The quote (from the Java Language Specification §15.7) should be read in the context of Evaluation Order. As discussed here, that section concerns evaluation order, which is not related to operator precedence (or associativity).
Precedence and associativity influence the structure of the expression tree (i.e. which operators act on which operands), while "evaluation order" merely influences the order in which the expression tree is traversed when the expression is evaluated. Evaluation order (or "traversal order") does not have any effect unless some sub-expressions have side-effects that affect the result (or side-effects) of other sub-expressions.
For example, if x==1 initially, the expression
++x/++x would evaluate as 2/3 (which evaluates to 0) since Java has left-to-right evaluation order.

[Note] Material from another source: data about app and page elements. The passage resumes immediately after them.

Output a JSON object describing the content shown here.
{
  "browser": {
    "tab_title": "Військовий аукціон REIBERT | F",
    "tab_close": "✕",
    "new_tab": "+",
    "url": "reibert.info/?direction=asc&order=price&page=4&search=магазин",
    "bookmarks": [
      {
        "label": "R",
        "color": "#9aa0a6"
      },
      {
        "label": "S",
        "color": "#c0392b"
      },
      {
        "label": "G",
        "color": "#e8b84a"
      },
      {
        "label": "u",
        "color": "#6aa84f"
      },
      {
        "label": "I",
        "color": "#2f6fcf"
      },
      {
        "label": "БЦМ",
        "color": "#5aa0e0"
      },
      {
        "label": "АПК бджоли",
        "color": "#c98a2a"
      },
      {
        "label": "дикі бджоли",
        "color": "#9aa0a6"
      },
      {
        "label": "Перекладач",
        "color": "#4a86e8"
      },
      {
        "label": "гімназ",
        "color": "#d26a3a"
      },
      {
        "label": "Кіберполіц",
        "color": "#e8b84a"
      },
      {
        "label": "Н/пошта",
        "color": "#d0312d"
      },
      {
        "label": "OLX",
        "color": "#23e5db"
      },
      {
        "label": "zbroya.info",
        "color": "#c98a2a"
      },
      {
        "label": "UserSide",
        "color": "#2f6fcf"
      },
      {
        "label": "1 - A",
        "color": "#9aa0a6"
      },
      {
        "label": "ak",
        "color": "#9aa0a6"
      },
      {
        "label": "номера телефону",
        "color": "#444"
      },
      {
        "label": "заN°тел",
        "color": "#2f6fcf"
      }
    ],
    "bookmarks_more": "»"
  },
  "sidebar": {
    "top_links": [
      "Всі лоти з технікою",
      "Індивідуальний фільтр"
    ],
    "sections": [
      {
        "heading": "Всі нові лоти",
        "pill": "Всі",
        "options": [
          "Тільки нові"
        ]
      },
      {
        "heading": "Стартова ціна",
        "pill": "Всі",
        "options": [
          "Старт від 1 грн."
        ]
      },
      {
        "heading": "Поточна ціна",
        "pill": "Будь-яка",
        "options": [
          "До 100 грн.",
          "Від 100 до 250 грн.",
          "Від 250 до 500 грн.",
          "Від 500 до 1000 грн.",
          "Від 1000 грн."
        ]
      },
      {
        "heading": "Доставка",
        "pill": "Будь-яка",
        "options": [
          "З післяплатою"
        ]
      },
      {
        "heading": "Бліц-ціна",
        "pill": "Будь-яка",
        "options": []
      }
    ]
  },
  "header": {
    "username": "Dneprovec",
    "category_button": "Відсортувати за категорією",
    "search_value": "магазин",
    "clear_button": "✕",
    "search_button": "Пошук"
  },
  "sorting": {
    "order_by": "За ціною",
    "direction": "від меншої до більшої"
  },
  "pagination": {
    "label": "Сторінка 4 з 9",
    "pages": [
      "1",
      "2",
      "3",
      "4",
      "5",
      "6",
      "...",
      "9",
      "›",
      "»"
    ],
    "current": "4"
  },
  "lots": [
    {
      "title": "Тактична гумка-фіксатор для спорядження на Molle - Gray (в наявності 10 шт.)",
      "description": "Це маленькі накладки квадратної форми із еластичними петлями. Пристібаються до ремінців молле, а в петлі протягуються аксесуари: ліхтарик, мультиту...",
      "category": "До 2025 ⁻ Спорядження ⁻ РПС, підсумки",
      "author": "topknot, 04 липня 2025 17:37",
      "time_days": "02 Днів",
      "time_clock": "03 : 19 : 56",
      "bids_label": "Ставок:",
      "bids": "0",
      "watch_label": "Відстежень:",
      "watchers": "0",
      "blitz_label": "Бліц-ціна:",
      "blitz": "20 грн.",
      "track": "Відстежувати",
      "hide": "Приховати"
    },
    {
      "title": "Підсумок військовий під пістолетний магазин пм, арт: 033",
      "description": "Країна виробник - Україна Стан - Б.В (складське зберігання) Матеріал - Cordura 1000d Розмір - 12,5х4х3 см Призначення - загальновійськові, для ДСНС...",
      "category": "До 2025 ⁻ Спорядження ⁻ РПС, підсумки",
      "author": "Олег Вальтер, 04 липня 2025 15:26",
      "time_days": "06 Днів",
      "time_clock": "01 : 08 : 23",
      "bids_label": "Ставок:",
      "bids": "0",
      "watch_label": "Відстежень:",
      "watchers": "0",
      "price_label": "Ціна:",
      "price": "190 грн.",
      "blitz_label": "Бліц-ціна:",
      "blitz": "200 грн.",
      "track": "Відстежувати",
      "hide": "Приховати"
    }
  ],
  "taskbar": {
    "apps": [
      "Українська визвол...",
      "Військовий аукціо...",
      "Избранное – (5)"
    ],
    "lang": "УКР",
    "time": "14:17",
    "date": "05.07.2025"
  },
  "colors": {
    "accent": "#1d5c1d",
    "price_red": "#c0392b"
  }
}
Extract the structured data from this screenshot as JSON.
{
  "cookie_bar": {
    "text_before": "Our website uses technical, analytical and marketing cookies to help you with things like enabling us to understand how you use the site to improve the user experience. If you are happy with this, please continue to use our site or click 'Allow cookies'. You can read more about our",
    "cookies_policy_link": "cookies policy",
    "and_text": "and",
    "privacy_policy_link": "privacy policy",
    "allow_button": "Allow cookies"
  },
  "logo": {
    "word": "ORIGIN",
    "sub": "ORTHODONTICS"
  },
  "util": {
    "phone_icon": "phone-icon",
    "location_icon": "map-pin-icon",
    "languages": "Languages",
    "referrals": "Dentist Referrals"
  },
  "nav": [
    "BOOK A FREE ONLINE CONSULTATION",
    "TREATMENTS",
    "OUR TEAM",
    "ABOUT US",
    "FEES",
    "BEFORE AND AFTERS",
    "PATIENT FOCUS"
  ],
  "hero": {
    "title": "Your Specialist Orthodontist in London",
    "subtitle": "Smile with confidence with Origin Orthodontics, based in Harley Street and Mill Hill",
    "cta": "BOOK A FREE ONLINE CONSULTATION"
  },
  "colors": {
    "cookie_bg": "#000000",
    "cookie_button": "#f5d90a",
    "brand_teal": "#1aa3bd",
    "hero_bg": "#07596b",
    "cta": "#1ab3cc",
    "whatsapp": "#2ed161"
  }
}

Had evaluation order in Java been right-to-left, x would have been incremented twice before the numerator is evaluated, and the expression would have evaluated as 3/2 (which evaluates to 1). Had evaluation order been undefined, the expression could have evaluated to either of these results.
The quote in question, together with its context, ...
The Java programming language guarantees that the operands of
operators appear to be evaluated in a specific evaluation order,
namely, from left to right.
It is recommended that code not rely crucially on this specification.
Code is usually clearer when each expression contains at most one side
effect, as its outermost operation
...discourages the reader from depending on the left-to-rightness of Java's evaluation order (as in the example above). It does not encourage unnecessary parentheses.
Edit: Resource: Java operator precedence table that also serves as an index into sections of the JLS containing the syntactic grammar from which each precedence level is inferred.